So here’s to cultivating resilience: to leaping forward without looking down, to releasing a joyful spirit from the gloom of winter, to celebrating connection, and to actively practicing faith.

The Songs Stuck in My Head

For the past week or so, there have been two songs in my head which refuse to leave. More specifically, there have been two lines, one from each song, which keep playing on a loop in my brain and I can’t seem to shake them. The fact that I had not heard either song in at least 25 years (possibly longer) made me that much more curious to understand: why these lines? why now?

Both songs are by Christian recording artists I listened to in my youth. The first by Keith Green (written by his wife Melody), Make My Life a Prayer to You.  The line that keeps playing over and over is, “…oh its so hard to see, when my eyes are on me.” The second is an even bigger memory stretch, by an artist named Honeytree, from a song called, I Am Your Servant: “…when you are lonely, you’re the only one to blame.”

Sometimes when song lyrics float to the surface of my thoughts and refuse to leave, it is because they are catchy and I happen to love the song at that moment. Sometimes, the song is connected to a specific memory that I’ve been playing over in my head. But sometimes, like in this instance, I believe the lyrics are a message I am meant to decipher then use in some manner. Deciphering whether the source of that message is my own heart or subconscious, or whether it is the result of Divine intervention, doesn’t seem to matter as much as parsing the message.

It doesn’t take a rocket scientist to look at these two lines, put them together and come up with the idea that I need to focus attention outward, toward others. And it certainly makes sense, as much navel-gazing as I’ve been doing recently. It also feels like a call to trust both what my heart and my friends have been telling me: that I have something to offer to others that can make a difference in their lives and I need to stop holding back out of fear or misguided feelings of unworthiness.

On another level, though, I can’t help but notice that both songs are calls to live a Christian life: one of faith, prayer, and service. I have always striven to live by Christian ideals, though I have not always been what could objectively be considered a practicing Christian. Is this a call to deepen my faith life?

Here’s what I believe today, thanks to a wonderful and illuminating conversation with my friend, Wendy, yesterday. If life is a series of dots, as Steve Job says, which we have to trust will connect in a coherent manner even though we cannot see the connections as we move forward, I am in the process of stepping onto the next dot – I don’t know exactly where I’m going, but I’m ready to trust that I am being led where I need to go. In my daily, active life, as well as in the life of my spirit.

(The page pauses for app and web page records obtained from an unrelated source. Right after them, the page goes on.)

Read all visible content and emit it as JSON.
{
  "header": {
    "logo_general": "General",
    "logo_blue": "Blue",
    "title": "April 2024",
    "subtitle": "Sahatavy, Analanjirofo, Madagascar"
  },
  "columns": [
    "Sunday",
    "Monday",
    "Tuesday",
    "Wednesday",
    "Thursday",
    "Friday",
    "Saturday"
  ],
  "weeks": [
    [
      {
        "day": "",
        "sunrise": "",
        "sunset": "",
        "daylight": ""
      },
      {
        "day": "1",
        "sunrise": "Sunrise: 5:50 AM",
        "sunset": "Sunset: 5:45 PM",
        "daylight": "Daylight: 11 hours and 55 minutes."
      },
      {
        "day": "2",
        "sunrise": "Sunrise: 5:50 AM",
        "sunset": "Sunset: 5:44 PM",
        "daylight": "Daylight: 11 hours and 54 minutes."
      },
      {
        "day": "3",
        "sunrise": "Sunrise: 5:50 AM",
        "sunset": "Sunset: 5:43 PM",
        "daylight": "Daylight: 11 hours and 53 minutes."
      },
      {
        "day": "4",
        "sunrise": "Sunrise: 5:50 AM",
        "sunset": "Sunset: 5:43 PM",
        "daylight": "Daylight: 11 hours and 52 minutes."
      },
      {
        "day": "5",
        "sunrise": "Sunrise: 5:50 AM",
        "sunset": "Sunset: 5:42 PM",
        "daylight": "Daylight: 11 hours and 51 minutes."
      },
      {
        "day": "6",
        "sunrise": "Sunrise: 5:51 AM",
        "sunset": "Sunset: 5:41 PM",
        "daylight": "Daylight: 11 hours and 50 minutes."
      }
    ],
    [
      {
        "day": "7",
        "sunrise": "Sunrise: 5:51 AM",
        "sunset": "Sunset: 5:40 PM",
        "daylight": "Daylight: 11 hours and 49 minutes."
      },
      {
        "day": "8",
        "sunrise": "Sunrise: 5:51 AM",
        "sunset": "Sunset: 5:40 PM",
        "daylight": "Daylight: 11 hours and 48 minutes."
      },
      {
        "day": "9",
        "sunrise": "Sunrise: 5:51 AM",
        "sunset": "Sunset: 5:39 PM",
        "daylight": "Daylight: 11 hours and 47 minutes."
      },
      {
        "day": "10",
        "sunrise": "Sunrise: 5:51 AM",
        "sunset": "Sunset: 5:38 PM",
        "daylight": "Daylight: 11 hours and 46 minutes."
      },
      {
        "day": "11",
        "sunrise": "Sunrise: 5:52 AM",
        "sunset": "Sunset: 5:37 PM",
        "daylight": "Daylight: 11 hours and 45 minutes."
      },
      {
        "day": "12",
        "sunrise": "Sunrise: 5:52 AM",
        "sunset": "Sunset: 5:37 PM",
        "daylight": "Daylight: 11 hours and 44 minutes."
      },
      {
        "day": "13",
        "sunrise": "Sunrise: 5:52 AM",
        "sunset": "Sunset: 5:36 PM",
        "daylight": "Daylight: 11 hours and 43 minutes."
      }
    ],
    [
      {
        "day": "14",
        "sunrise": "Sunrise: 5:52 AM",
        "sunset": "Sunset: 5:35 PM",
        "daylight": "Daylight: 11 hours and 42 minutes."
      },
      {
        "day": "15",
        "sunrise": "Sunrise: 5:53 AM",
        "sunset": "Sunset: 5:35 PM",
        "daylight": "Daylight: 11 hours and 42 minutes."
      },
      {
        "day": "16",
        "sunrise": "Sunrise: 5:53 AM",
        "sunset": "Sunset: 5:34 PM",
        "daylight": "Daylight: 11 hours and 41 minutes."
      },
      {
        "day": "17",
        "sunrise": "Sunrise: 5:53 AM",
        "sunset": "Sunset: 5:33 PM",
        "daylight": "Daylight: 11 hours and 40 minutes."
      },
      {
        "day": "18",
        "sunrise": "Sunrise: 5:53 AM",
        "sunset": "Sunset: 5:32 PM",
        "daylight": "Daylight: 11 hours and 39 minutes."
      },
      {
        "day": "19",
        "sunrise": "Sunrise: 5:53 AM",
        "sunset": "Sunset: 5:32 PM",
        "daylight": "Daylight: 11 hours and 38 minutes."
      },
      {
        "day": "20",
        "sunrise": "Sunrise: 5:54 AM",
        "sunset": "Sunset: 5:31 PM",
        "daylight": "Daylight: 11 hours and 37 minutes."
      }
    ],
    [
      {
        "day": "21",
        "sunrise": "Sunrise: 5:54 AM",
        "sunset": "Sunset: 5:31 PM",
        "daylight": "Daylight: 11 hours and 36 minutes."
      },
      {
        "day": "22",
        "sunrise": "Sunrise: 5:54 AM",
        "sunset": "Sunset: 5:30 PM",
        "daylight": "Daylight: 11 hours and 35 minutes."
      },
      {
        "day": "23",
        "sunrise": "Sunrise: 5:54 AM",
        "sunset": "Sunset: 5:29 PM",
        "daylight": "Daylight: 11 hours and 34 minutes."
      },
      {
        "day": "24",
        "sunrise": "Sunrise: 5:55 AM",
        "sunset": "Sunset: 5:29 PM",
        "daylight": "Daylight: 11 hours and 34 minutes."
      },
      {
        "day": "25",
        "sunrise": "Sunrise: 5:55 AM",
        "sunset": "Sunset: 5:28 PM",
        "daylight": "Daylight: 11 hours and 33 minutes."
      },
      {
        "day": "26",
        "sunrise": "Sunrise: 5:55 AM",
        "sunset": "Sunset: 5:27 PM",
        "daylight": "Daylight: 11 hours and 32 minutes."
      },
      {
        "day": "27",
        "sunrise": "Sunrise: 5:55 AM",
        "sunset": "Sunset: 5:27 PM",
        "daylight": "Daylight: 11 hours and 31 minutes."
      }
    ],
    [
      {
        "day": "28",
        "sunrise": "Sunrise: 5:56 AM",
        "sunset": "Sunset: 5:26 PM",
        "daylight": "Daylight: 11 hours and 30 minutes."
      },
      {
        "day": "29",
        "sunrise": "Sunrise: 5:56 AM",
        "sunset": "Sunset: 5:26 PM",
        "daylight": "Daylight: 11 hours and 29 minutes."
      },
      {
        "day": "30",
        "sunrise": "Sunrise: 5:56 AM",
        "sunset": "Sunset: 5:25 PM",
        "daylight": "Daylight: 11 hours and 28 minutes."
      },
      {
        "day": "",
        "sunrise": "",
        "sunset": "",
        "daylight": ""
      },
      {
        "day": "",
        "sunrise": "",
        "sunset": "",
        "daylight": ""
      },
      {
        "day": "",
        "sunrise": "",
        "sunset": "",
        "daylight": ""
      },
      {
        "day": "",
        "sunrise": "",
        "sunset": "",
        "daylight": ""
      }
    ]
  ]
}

It didn’t take me long to find video of Keith Green on YouTube. Eventually, I found the Honeytree song, but I had to pay $.99 to download it in order to hear the entire song. I had forgotten some (though clearly not all) of the lyrics. The final stanza includes the lines, below, which seem like a perfect way to end this reflection:

I am a servant, getting ready for my part.

There’s been a change, a rearrangement of my heart.

At last I’m learning, there’s no returning once I start,

to live’s a privilege, to love is such an art…